Activity
Pull out each line of the records holding the string "JSON".

*** Data to examine

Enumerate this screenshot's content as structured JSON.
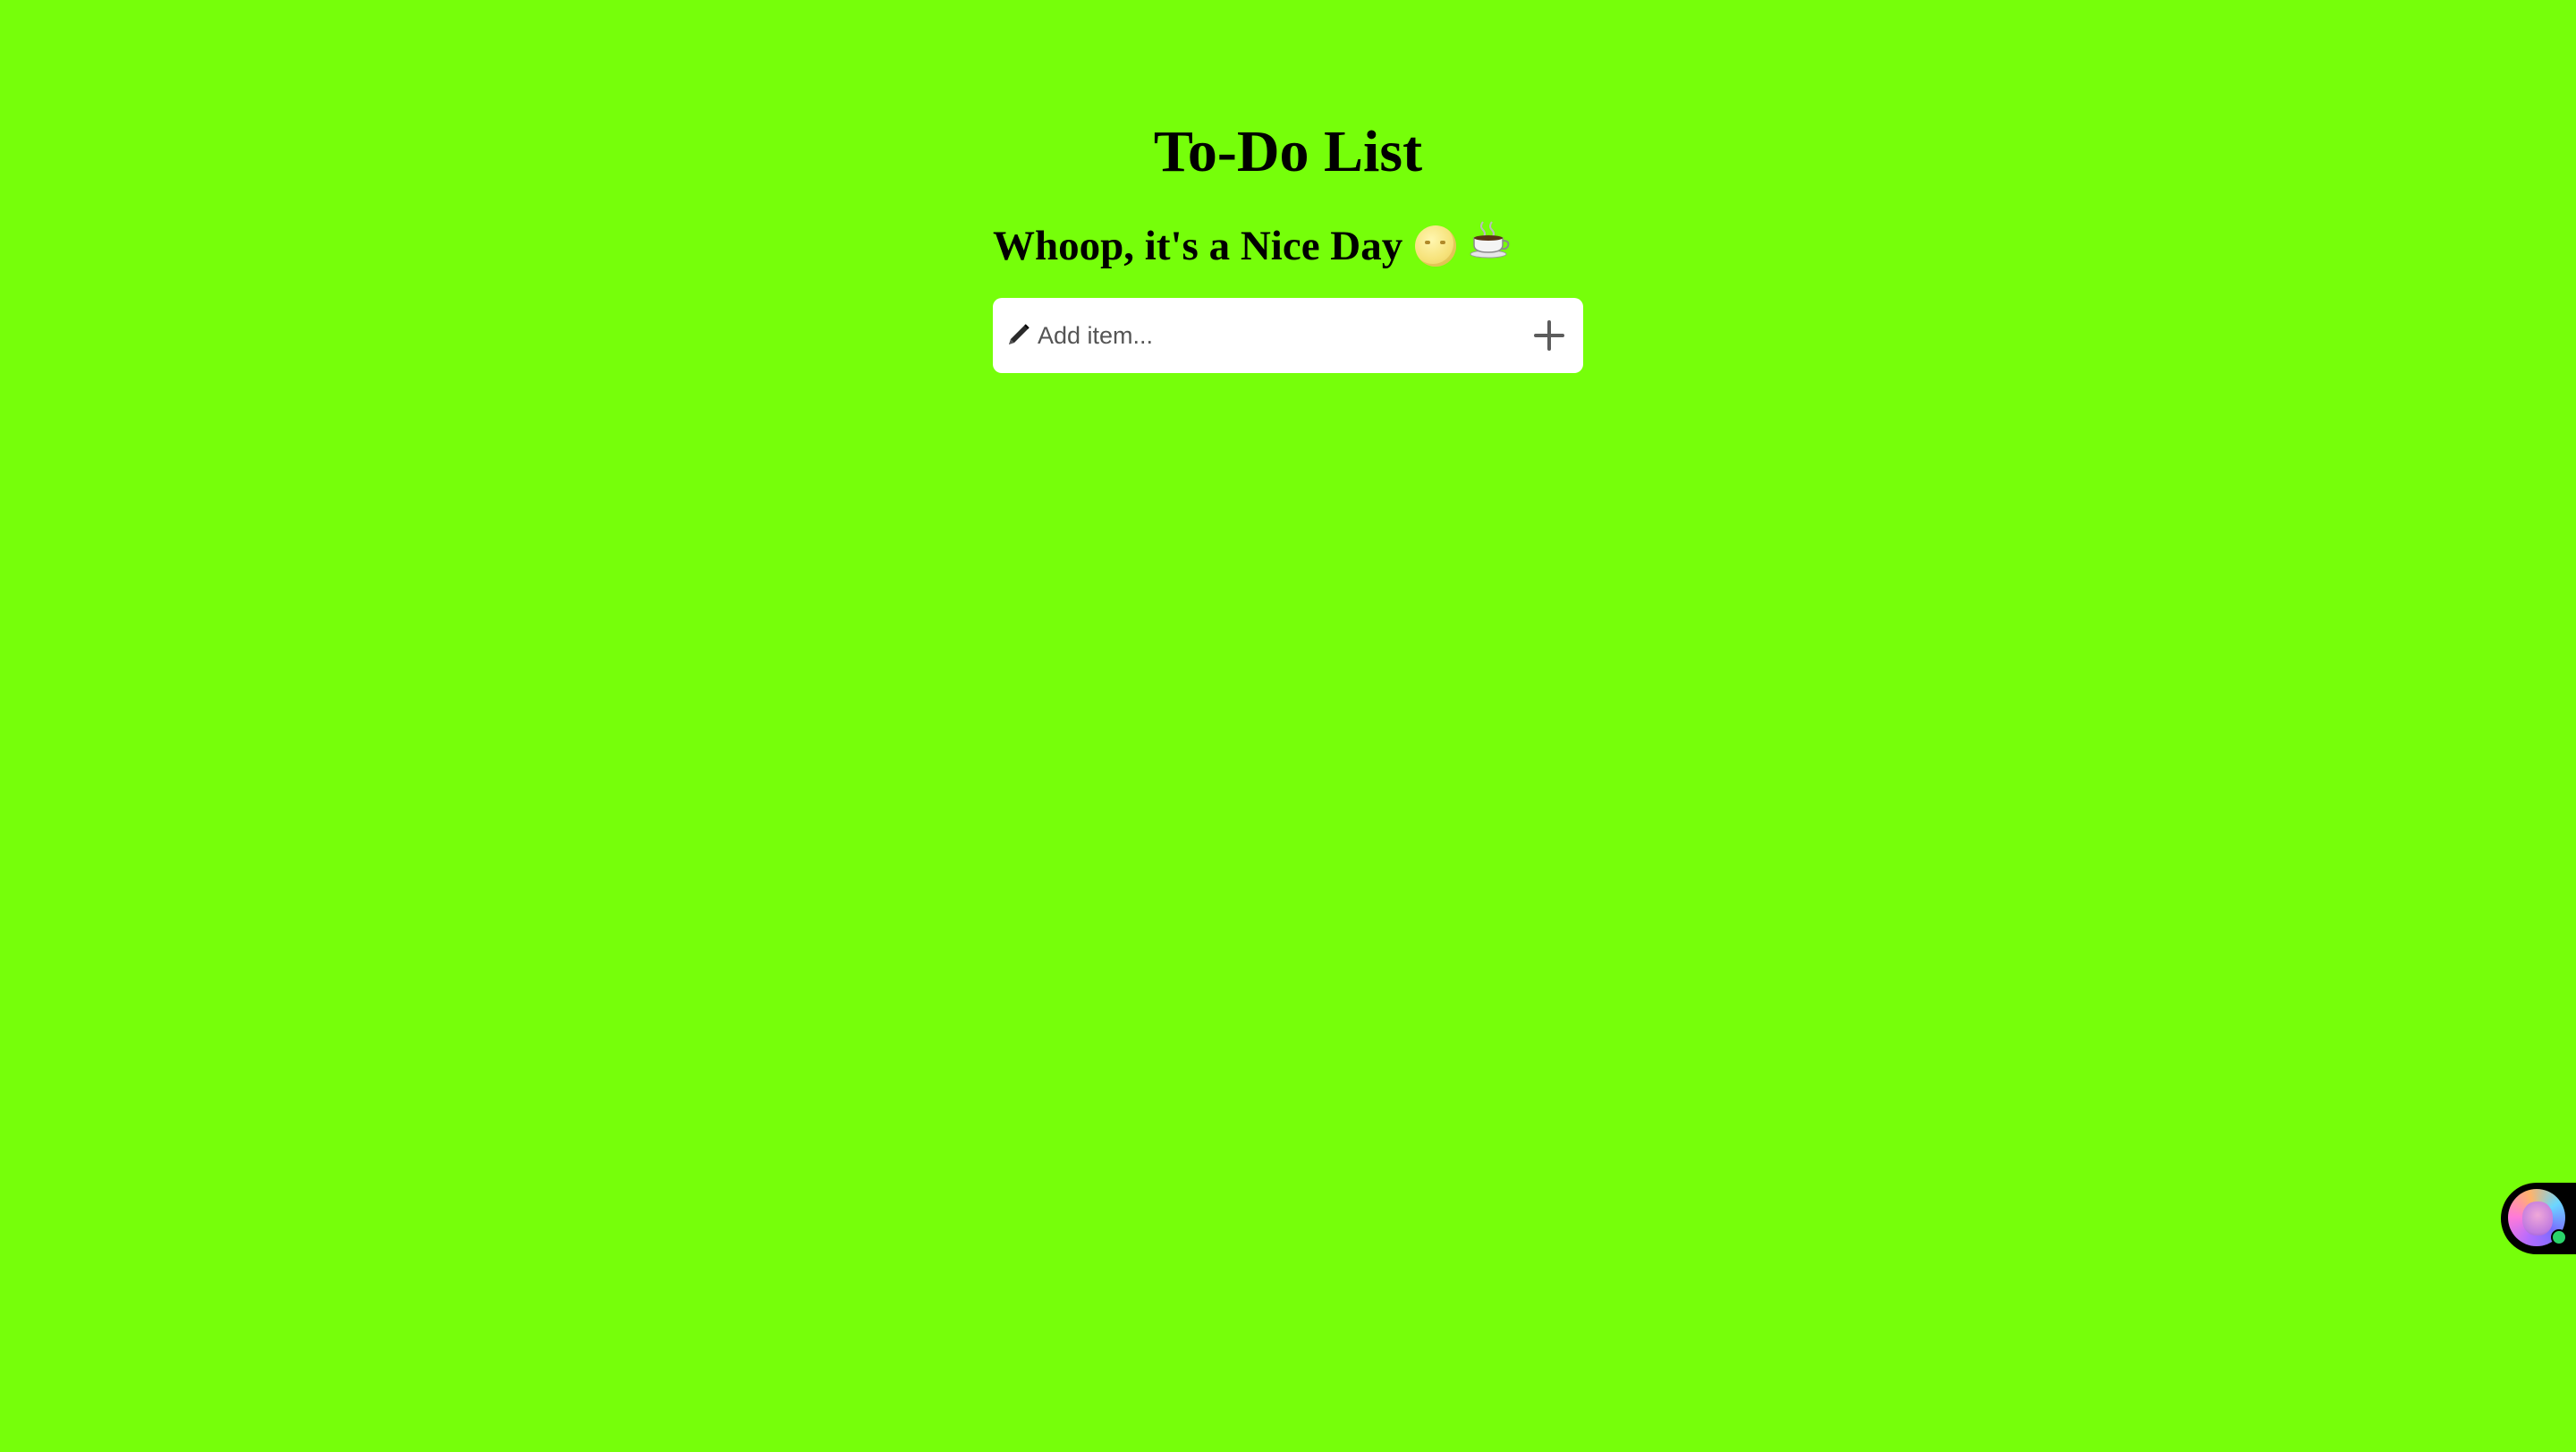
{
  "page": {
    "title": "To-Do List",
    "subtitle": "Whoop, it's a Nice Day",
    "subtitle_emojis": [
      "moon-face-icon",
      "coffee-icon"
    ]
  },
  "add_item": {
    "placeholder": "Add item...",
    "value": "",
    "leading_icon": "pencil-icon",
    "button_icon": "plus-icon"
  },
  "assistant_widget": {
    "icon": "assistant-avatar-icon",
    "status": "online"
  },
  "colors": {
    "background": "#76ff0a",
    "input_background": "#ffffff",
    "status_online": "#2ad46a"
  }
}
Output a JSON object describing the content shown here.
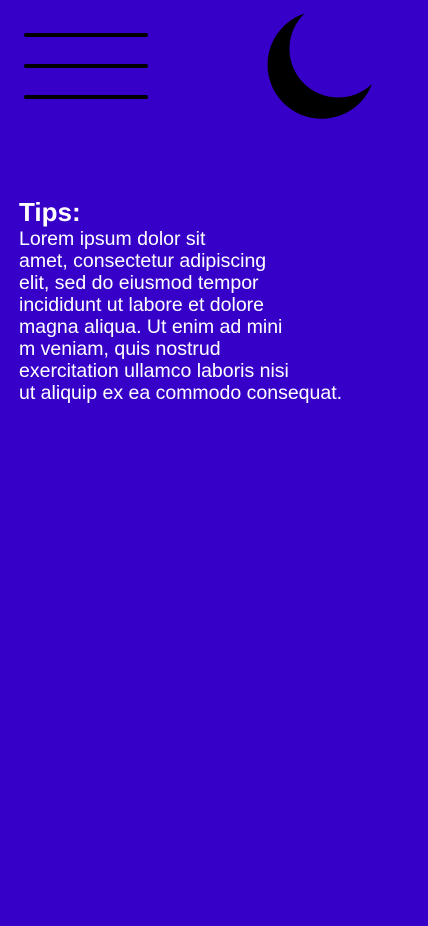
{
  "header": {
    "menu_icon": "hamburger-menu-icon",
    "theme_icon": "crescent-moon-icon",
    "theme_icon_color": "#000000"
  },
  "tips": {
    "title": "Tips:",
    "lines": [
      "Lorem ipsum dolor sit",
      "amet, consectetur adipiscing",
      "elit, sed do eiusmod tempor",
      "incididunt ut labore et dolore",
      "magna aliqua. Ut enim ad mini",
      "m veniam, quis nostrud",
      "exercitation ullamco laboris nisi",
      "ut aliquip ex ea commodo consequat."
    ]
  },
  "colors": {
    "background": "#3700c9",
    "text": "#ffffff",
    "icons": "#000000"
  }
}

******
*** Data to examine

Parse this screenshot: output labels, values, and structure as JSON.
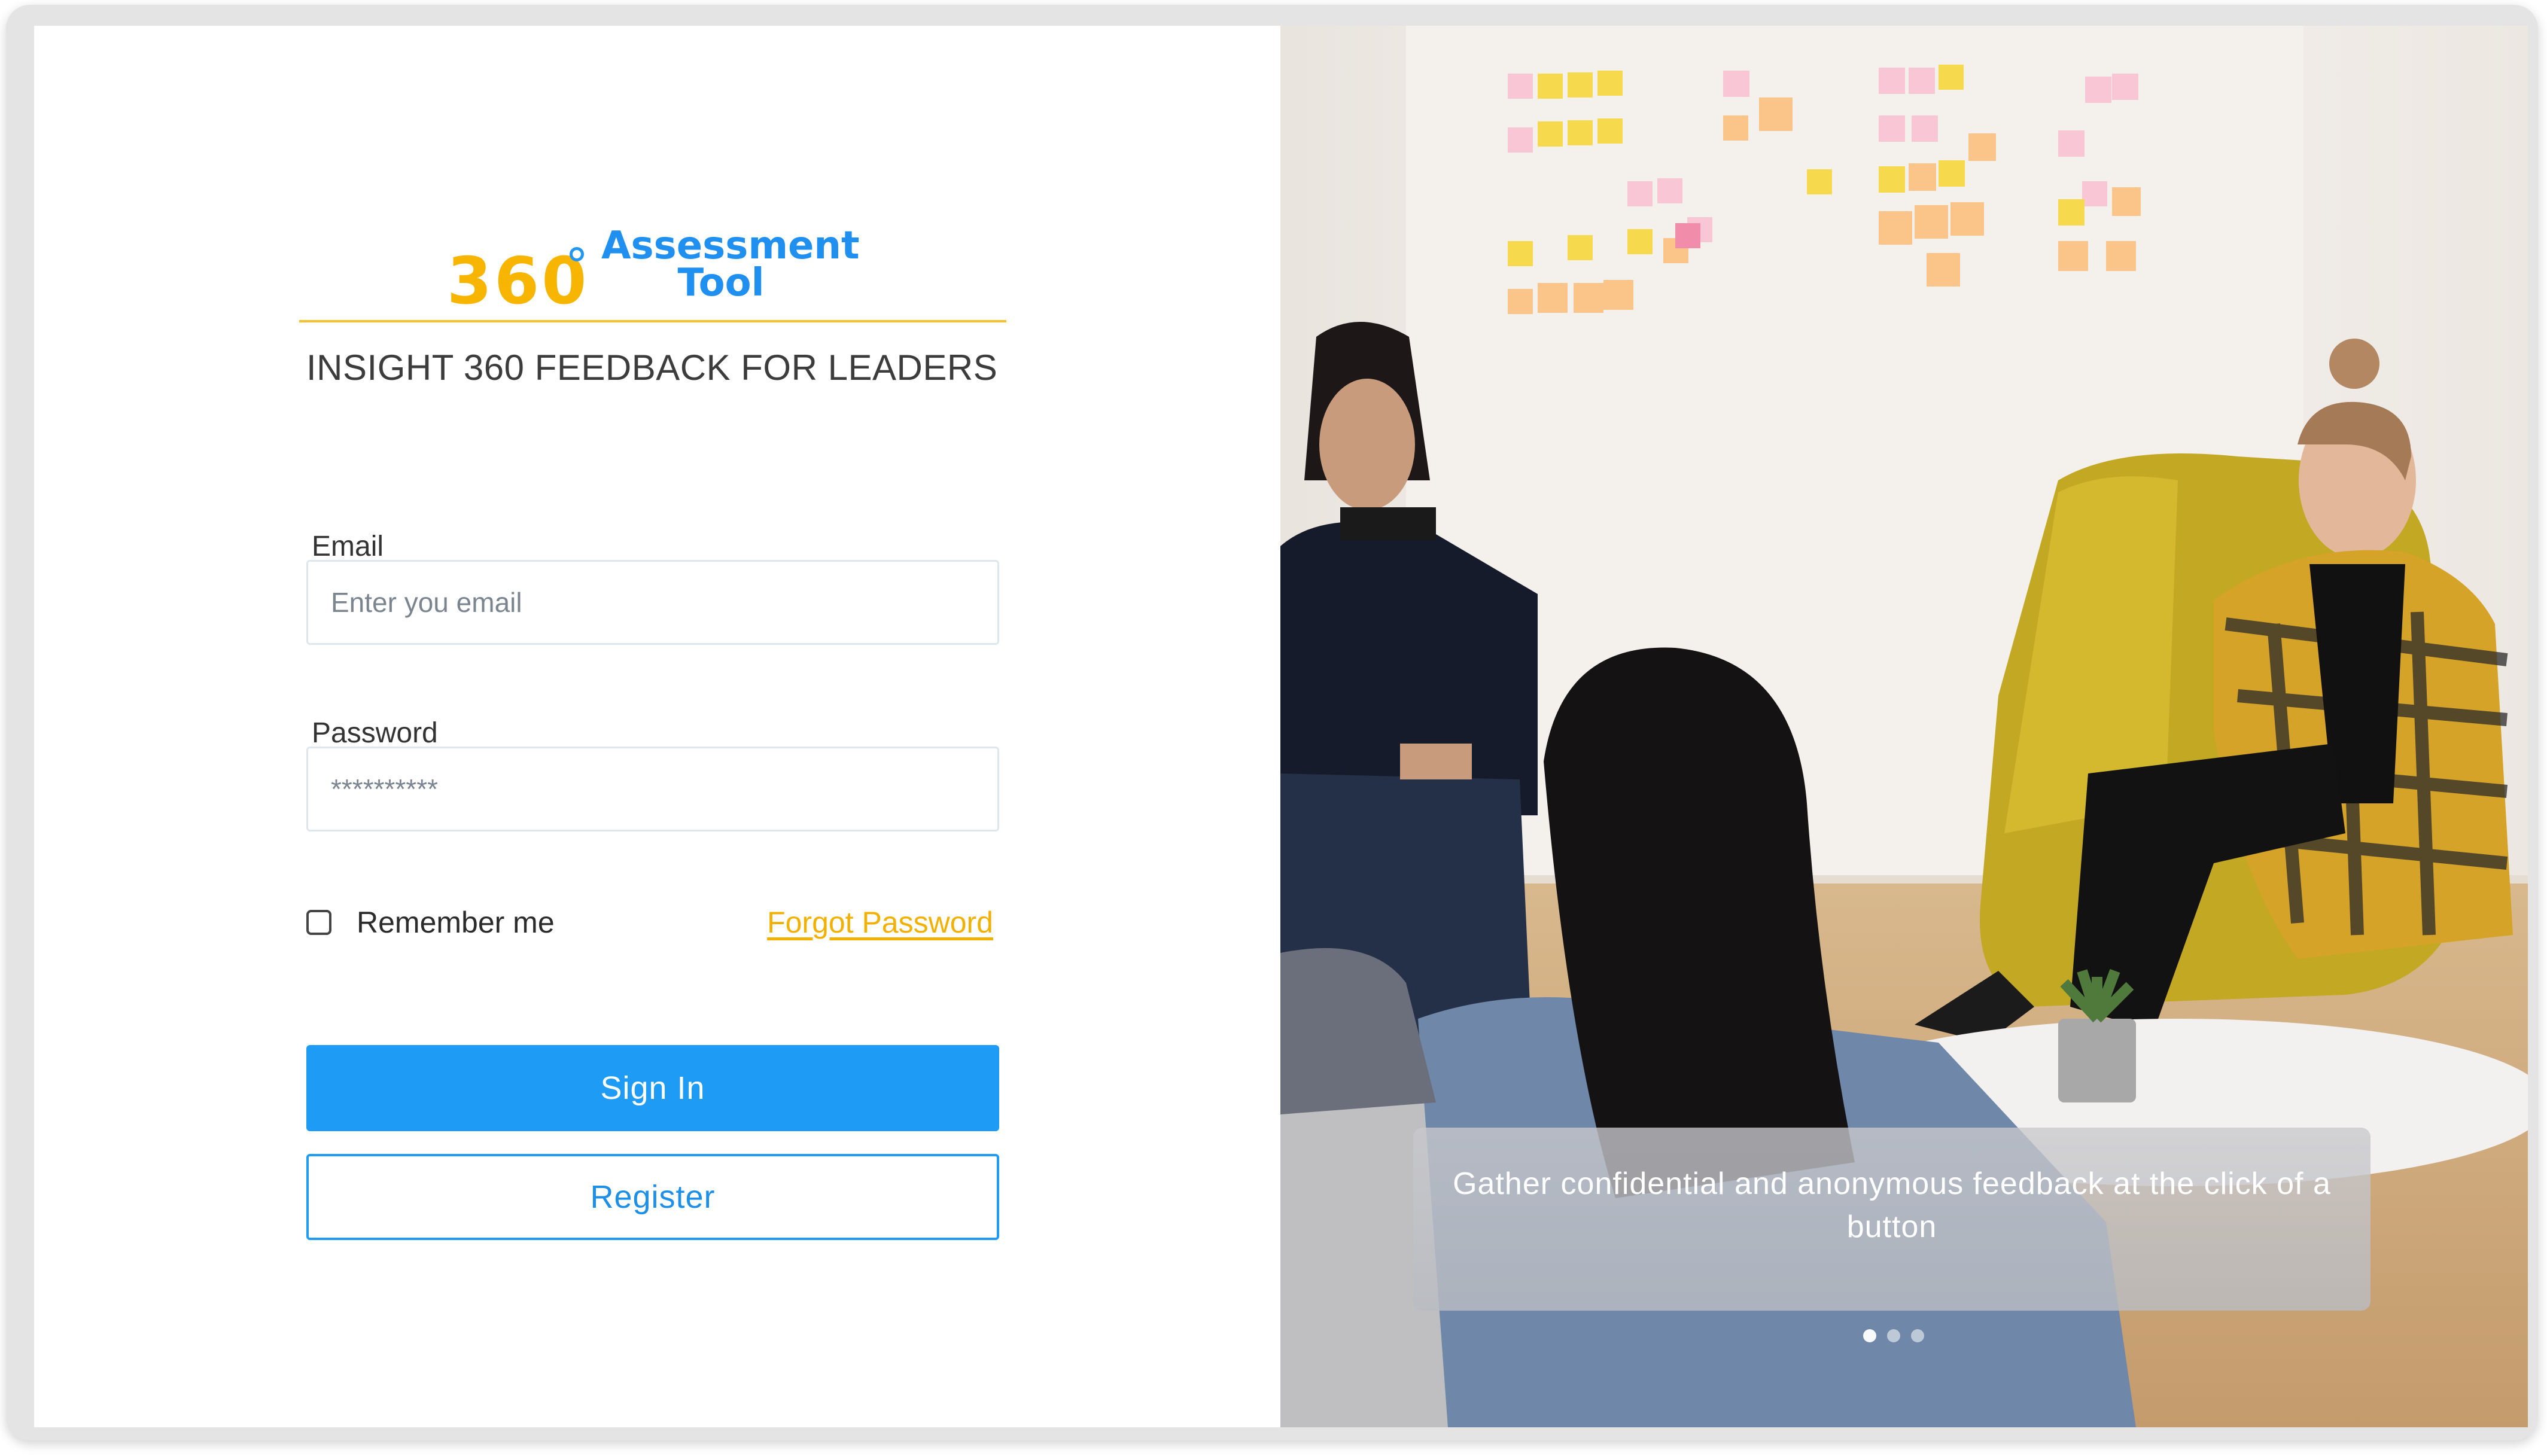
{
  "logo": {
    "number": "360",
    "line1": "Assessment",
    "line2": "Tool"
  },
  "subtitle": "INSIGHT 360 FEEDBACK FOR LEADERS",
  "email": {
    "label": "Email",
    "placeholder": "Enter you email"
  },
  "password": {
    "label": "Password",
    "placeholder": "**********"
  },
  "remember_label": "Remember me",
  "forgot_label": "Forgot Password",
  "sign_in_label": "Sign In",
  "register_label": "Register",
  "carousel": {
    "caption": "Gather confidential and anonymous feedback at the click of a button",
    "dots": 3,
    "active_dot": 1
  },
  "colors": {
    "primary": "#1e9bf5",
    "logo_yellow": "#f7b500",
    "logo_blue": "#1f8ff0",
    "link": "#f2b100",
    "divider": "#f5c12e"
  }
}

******

Result of this task
Enumerate this screenshot's content as structured JSON.
Output a JSON object describing the content shown here.
Parse this screenshot: output labels, values, and structure as JSON.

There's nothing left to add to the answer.